  • Plants need CO2 to grow, releasing O2 (oxygen) as a waste product. Animals and people need O2, and they breathe out CO2 as a waste product. Because CO2 is a greenhouse gas it regulates Earth’s temperature. When there’s less CO2 in the atmosphere, more heat from the sun escapes from the atmosphere and Earth cools. When there’s more CO2 in the atmosphere, the opposite happens: Earth warms.

    How the carbon moves around the planet, from deep in the oceans, through plants, animals, and the atmosphere is called the carbon cycle (See Fig. 2 the ‘fossil fuel’ part and Fig. 3 the ‘limestone’ part, in the tabs below).

    There are four main stages, however, there is no ‘start’ or ‘stop’ point, as the cycle is continuous:

    Photosynthesis
    Plants on land and in the ocean draw in CO2 (carbon + oxygen) from the atmosphere or seawater and use solar energy + H2O (water) to make carbohydrates (C6H12O6), which they use to grow. They release some CO2 along with an unwanted bi-product, (O2) into water and air, which animals and people use in respiration.

    Respiration
    Animals (including people) take in the O2 made by plants, and exhale CO2, which goes into the atmosphere. Plants use some of this for photosynthesis. However, during respiration plants also release about half the CO2 that they took up. As temperatures increase, the amount of CO2 they release also increases (see the tab ‘Isn’t more CO2 good for plants?)

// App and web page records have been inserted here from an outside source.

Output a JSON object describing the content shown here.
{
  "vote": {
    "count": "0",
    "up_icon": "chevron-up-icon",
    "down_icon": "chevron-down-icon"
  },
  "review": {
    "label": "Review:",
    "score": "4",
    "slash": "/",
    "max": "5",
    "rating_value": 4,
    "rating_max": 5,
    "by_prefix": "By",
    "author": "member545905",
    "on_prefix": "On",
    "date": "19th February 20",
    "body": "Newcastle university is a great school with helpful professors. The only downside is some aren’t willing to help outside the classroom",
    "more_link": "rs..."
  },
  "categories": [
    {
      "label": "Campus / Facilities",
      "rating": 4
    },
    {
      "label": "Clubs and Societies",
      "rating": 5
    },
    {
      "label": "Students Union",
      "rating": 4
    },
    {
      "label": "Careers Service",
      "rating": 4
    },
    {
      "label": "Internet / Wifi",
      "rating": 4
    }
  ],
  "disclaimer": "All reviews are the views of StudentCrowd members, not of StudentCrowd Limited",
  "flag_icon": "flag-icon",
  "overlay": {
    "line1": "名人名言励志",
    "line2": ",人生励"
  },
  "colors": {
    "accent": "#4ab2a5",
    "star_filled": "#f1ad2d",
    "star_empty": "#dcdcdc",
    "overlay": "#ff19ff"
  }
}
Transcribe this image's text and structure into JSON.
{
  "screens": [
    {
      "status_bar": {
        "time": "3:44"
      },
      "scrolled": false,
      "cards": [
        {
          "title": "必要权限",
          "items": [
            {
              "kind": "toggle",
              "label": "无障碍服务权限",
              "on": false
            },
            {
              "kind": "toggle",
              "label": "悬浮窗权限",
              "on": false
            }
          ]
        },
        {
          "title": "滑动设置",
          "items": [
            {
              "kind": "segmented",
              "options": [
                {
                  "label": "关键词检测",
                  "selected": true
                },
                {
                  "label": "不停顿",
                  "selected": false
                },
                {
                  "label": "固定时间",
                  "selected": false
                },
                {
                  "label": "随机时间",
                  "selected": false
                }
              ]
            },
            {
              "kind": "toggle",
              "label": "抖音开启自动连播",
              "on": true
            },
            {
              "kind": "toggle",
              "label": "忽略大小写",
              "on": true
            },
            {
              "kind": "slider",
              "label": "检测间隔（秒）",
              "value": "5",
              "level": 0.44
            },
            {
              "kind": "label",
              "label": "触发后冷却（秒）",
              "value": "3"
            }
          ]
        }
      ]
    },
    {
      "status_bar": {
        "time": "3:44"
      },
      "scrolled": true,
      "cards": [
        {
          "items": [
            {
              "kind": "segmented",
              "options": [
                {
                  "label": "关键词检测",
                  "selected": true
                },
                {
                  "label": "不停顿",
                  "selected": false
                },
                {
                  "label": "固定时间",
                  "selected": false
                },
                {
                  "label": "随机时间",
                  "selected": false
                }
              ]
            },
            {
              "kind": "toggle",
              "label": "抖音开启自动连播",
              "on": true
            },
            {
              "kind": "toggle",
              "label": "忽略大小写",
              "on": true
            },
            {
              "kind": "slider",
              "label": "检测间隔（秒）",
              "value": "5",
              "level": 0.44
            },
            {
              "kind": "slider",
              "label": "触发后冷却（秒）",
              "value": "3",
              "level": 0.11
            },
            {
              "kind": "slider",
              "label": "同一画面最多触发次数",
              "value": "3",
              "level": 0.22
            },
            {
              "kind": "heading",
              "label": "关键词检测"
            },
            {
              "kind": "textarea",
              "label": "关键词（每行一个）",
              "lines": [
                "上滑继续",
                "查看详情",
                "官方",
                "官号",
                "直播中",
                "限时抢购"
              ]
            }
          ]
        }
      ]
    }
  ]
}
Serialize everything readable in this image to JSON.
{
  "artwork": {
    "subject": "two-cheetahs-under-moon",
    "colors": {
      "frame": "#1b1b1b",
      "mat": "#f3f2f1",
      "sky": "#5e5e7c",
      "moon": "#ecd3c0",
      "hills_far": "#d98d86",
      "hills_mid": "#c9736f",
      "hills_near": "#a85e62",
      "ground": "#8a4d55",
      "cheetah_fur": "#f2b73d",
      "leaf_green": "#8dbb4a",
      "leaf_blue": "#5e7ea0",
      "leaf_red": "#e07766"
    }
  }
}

    Decomposition
    When plants and animals die, if they’re not eaten, they decompose in the soil or fall to the bottom of the ocean (about 18% of our bodies are carbon, and, like our bones and teeth, coral and the shells of marine animals is made of calcium carbonate). Some gasses from decomposition, including CO2, escape into the atmosphere, but depending on where these plants and animals die and how quickly they are buried, quite a bit of the carbon is locked away underground. Over tens or hundreds of millions of years, it can become oil, coal, or limestone.
     
     
    “The world’s soils contain more carbon than terrestrial vegetation and the atmosphere combined.”  Nature Geoscience
     
     
    Combustion
    When fossil fuels are burned for energy (combusted), oxygen (O2) is used and CO2 is released. The more combustion occurs, the more O2 is taken out of the atmosphere. Humans are burning staggering quantities of fossil fuels for energy, so equally staggering amounts of CO2 is being released into the atmosphere, while O2 levels are falling. (Forests are also being burned, but the amount from fossil fuels for energy is orders of magnitude greater.)

    The graph above shows the decline in oxygen measured at Cape Grim, Tasmania. The location was selected to measure Earth’s atmosphere in 1976 because winds from Antarctica and the Indian Ocean hit no significant land masses in the way. The ups and downs in the graph are because there is a natural annual summer/winter ‘cycle’ in the atmosphere.

Melting permafrost: image – Katie Orlinksy, National Geographic

More information